Most 1940's hat styles got their start in fashion magazines in 1937-8. The darling tilty first appeared in 1937, continued through 1945; but had disappeared by 1947; as had many of the other wild and wonderful 40's hat styles. The crown usually stood tall and away from the face; in fact some hats are mostly crown placed on top of the head. An exception was the broad brimmed hat, some of which were extraordinarily broad (although usually not heavily trimmed); and worn either square on the head or at an alarming tilt. The exaggerated height or width was necessary to balance the broad shoulders of the clothing. Small hats might have a great deal of trim, masses of flowers and a veil, for example. Some hats were simply sculptures made of felt, cut and folded to stand up from the head. These may look like uninteresting blobs until you put one on, so always try on any blob of felt you might find in the hat-department. 40's hats are rarely lined, and the makers name, often the store, and a size are nearly always on labels sewn into the inner band.

During the war some women compensated for clothes ration¬ing by wearing wonderful hats (most hat trims weren' t rationed); but others took the opportunity to jettison their hats completely; substituting head scarves when they needed a head covering. After the war, the only new hat style to appear was the upside down soup dish that complemented the "Dior look." With that exception, small, often plain hats, (some were merely small, flat bunches of flowers or veiling)virtually the only type worn from the late 40's until the hat literally vanished during the late 1950's. When Breakfast at Tiffany's came out in the early I960's, Holly Golightly's broad brimmed hat was considered amazingly wonderful; it had been that long since a broad brimmed hat was normal wear

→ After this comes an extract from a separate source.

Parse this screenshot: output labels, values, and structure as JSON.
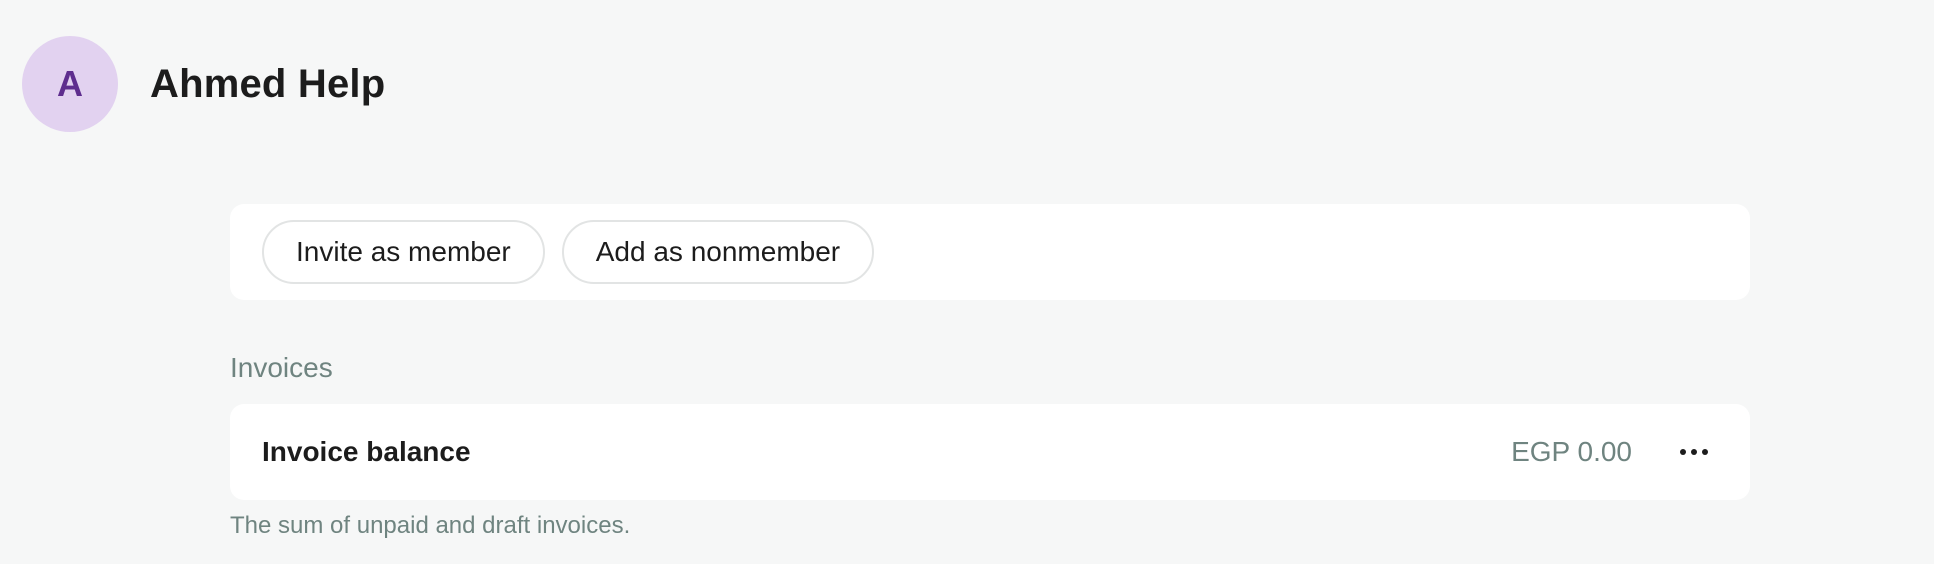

Men's Hats

Men's hats, like men's clothing, changed very little from the end of the 19th through the first half of the 20th century, although a style of hat might have changed its original purpose. The top hat, for example, once worn in the city by business men in 19th century, became elegant evening wear exclusively (although some work¬men, most notably chimney sweeps, adopted the top hat as a symbol of their craft). The bowler hat was worn as a dress-up hat by men of the middle class, and the homburg was a gentleman's hat for day. Straw boaters were extremely popular during the spring and summer as casual hats, from the late 1800's through the 1920's, and were even worn by women during the early years of this century. More exclusive gentlemen wore Panama's, a straw hat with a high crown and relatively small brim; which can be identified by the crease on the crown. These were very costly. As business clothes became looser and softer; the soft felt hat, sometimes known as the "snap-brim," or "trilby," but more easily identifiable to us as the "fedora;" became standard business and casual wear for men. WWII was the beginning of the end of hats for men, although hats were routinely worn through the mid-1950's.

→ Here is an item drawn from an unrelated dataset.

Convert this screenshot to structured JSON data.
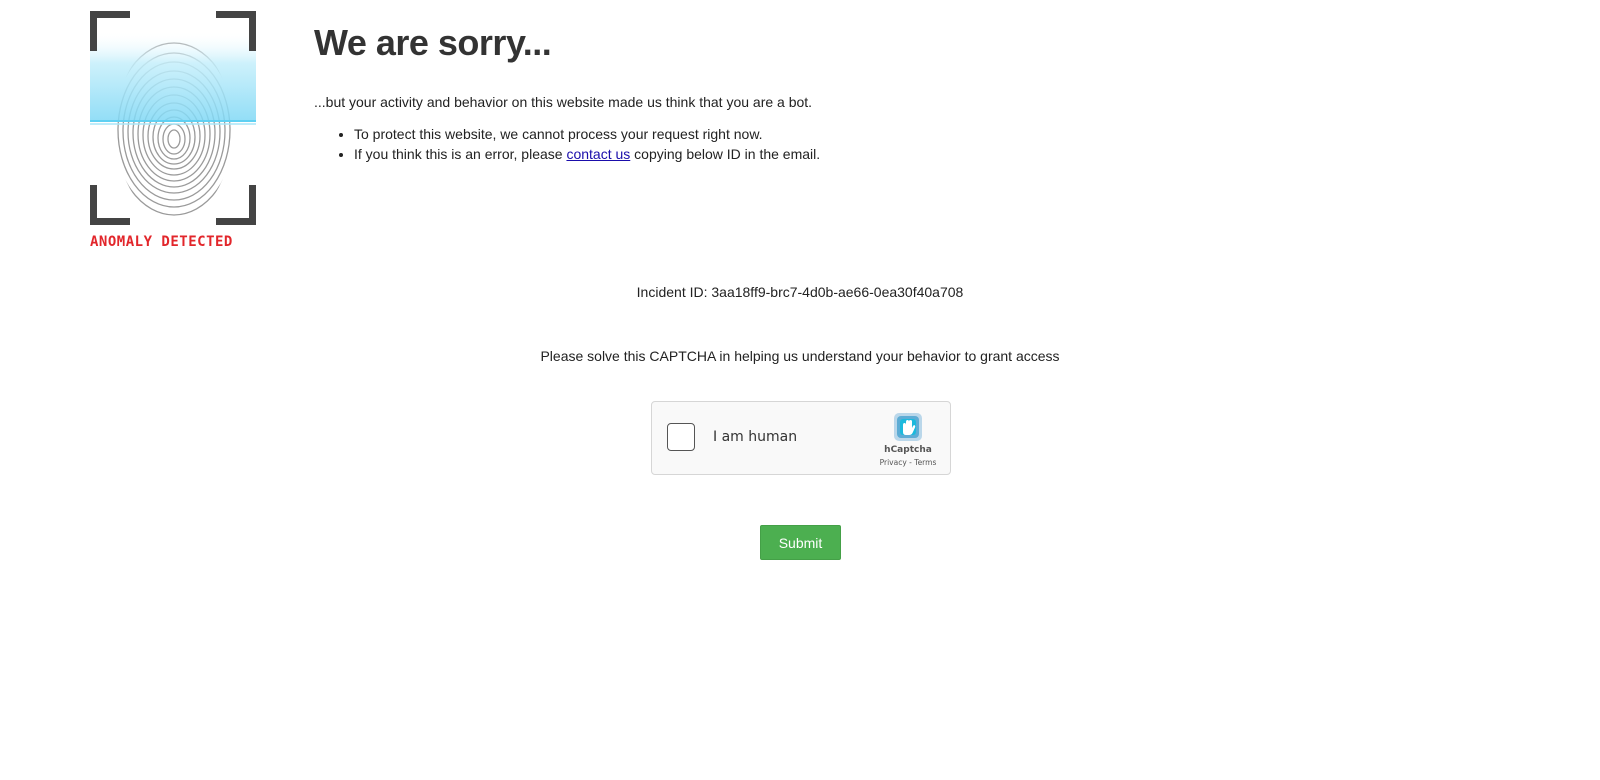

© Copyright 1989 - All Rights Reserved, Terry McCormick, Vintage Clothing Newsletter